• What to produce: Only the count should appear in your answer: how many lines of the data below contain the word "this"?

*** Opening of Provided data ***

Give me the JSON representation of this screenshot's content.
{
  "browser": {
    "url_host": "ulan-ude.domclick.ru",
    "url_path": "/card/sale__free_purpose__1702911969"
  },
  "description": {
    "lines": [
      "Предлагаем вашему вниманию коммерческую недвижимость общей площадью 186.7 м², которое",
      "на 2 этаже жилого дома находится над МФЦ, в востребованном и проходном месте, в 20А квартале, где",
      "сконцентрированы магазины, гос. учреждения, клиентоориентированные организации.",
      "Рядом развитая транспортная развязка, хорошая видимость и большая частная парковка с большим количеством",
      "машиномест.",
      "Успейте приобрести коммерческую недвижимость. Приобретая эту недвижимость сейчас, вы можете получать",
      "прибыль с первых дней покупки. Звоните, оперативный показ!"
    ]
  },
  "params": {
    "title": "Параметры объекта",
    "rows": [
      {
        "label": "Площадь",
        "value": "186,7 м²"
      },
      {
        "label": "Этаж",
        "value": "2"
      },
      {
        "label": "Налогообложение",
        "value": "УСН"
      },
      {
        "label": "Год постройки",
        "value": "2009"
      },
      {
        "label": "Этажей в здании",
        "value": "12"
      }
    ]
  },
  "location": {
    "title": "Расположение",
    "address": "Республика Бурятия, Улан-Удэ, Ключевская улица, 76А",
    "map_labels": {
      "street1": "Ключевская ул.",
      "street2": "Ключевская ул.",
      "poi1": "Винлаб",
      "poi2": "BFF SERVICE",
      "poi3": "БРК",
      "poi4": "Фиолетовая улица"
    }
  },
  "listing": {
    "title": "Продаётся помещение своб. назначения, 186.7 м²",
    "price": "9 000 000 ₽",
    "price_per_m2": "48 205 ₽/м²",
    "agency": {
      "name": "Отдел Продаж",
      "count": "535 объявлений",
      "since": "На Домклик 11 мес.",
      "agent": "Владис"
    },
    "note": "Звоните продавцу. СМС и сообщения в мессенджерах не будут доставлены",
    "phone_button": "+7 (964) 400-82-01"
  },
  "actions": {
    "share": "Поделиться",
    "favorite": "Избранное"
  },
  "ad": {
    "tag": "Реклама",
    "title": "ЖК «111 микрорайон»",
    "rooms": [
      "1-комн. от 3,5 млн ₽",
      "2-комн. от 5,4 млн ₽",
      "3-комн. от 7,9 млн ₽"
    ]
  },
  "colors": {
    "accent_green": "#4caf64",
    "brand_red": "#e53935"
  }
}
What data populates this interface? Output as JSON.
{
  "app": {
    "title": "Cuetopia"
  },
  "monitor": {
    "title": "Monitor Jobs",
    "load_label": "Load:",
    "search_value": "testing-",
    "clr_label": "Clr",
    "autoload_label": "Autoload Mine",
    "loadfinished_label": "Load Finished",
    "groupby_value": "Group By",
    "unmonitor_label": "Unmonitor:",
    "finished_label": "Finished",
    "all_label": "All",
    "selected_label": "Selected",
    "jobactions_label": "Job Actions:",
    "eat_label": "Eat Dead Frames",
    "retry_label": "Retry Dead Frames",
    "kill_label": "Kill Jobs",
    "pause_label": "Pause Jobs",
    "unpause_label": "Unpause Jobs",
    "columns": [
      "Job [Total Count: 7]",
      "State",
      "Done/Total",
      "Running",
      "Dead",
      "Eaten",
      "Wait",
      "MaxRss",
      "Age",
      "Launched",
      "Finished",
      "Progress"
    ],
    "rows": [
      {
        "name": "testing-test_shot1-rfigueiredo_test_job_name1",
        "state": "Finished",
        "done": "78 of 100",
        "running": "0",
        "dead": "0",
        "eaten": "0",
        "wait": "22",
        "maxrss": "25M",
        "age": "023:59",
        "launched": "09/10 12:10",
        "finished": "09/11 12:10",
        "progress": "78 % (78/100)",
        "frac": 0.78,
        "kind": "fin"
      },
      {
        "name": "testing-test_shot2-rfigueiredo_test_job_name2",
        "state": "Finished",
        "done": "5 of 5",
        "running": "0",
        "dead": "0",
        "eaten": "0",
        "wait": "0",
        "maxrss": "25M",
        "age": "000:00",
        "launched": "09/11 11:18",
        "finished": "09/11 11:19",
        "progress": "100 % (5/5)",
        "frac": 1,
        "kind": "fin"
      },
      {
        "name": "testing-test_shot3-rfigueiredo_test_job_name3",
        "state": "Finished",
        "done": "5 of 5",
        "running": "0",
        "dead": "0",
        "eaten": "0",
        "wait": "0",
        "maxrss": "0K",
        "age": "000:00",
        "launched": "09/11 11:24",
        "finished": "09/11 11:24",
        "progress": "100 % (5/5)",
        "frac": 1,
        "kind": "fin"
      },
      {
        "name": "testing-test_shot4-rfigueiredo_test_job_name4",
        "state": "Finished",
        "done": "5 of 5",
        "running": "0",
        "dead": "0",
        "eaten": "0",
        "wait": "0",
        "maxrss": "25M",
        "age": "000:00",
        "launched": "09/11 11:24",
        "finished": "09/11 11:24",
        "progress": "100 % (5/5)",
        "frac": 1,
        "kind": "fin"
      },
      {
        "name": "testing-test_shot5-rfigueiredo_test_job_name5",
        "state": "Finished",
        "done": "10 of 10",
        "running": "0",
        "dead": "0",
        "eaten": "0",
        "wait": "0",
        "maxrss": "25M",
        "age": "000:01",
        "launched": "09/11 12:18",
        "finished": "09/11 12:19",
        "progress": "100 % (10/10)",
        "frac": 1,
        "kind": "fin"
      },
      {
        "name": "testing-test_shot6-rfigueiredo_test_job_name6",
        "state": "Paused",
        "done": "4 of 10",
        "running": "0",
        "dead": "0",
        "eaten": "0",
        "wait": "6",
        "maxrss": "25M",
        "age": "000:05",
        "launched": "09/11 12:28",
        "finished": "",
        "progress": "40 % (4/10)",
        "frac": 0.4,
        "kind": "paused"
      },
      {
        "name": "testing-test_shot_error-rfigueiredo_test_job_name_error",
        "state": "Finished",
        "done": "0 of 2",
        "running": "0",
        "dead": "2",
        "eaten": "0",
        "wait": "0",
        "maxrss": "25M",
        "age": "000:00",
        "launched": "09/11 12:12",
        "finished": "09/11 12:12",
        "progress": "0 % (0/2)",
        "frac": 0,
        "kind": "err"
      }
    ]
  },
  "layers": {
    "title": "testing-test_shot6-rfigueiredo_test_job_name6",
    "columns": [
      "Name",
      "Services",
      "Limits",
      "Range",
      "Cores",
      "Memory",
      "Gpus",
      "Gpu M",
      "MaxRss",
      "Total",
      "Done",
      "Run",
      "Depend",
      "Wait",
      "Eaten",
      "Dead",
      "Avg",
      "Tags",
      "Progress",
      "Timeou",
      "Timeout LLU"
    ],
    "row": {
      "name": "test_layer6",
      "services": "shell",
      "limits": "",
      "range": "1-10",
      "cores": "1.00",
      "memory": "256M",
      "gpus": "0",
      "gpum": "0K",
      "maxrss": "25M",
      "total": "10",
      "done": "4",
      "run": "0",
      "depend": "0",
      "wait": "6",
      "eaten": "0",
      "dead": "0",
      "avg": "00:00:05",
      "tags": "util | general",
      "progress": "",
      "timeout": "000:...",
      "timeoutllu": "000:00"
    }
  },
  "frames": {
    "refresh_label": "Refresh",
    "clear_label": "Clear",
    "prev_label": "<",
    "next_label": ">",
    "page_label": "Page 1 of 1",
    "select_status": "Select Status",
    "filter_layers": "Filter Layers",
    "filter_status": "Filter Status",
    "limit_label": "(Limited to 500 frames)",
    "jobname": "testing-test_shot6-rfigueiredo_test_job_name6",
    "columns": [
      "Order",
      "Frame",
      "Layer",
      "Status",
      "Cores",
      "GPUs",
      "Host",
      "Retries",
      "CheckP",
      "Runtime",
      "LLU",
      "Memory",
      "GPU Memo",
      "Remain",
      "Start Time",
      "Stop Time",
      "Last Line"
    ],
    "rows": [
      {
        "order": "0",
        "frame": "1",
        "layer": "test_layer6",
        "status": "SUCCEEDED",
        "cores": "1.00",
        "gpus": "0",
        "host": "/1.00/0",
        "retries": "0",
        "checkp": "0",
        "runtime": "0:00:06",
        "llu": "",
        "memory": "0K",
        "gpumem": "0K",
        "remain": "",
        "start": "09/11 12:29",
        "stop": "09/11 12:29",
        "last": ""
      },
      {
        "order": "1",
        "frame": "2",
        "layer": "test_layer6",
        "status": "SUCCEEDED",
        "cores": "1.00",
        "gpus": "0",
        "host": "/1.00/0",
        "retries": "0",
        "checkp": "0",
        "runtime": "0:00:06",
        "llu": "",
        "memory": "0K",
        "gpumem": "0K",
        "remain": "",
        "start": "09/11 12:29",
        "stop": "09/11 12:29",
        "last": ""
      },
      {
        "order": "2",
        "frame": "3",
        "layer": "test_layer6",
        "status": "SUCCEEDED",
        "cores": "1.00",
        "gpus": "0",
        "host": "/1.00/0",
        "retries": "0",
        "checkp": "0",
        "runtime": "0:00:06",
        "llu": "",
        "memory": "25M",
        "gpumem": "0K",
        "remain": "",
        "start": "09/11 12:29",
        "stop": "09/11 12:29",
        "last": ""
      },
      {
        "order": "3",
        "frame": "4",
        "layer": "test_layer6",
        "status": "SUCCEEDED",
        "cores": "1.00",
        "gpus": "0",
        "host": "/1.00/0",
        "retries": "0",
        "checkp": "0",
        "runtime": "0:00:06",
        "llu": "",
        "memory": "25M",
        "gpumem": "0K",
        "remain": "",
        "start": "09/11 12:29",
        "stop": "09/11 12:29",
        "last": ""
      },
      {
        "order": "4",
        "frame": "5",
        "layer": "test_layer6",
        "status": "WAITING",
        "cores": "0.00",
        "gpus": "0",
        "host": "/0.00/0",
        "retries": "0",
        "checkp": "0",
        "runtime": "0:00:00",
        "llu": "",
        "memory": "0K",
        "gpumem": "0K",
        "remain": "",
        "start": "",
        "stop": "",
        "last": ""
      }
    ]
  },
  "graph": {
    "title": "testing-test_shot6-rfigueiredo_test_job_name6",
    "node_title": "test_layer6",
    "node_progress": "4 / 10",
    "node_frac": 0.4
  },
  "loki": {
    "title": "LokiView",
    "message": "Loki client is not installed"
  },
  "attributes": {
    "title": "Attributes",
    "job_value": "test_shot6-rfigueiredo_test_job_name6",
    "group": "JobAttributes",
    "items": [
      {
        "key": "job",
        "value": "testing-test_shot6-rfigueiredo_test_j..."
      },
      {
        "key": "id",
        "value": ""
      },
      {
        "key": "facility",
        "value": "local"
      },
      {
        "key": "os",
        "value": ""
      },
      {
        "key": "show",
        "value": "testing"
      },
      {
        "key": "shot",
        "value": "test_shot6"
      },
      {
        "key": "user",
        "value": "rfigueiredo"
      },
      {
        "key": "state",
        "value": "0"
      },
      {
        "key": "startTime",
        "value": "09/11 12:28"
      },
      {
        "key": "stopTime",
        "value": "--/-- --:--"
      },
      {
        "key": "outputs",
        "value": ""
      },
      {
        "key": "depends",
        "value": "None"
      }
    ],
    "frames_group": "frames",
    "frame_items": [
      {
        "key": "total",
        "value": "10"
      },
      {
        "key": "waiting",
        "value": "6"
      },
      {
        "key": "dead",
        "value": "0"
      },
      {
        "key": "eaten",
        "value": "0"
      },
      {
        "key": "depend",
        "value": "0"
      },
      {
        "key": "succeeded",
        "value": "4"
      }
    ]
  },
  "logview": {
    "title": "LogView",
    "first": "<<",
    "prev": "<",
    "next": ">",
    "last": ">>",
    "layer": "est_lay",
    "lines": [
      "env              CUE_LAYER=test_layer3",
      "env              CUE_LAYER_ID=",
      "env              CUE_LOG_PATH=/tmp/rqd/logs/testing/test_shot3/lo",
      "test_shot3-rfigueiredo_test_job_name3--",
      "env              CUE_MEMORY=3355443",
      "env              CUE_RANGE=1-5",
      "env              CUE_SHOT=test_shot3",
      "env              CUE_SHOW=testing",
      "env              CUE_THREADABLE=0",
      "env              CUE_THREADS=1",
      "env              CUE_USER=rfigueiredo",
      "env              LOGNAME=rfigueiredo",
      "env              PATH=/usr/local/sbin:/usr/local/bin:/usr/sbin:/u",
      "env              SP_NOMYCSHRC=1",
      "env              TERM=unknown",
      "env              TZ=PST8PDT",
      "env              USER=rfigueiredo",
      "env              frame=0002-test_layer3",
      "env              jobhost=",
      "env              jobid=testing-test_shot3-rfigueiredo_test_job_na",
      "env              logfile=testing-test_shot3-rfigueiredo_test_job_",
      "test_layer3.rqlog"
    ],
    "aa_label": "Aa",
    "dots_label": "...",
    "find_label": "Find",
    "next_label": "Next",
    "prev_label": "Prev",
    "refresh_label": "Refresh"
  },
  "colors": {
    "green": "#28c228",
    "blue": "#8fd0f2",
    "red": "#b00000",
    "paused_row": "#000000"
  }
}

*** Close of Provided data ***

• Answer to the problem: 2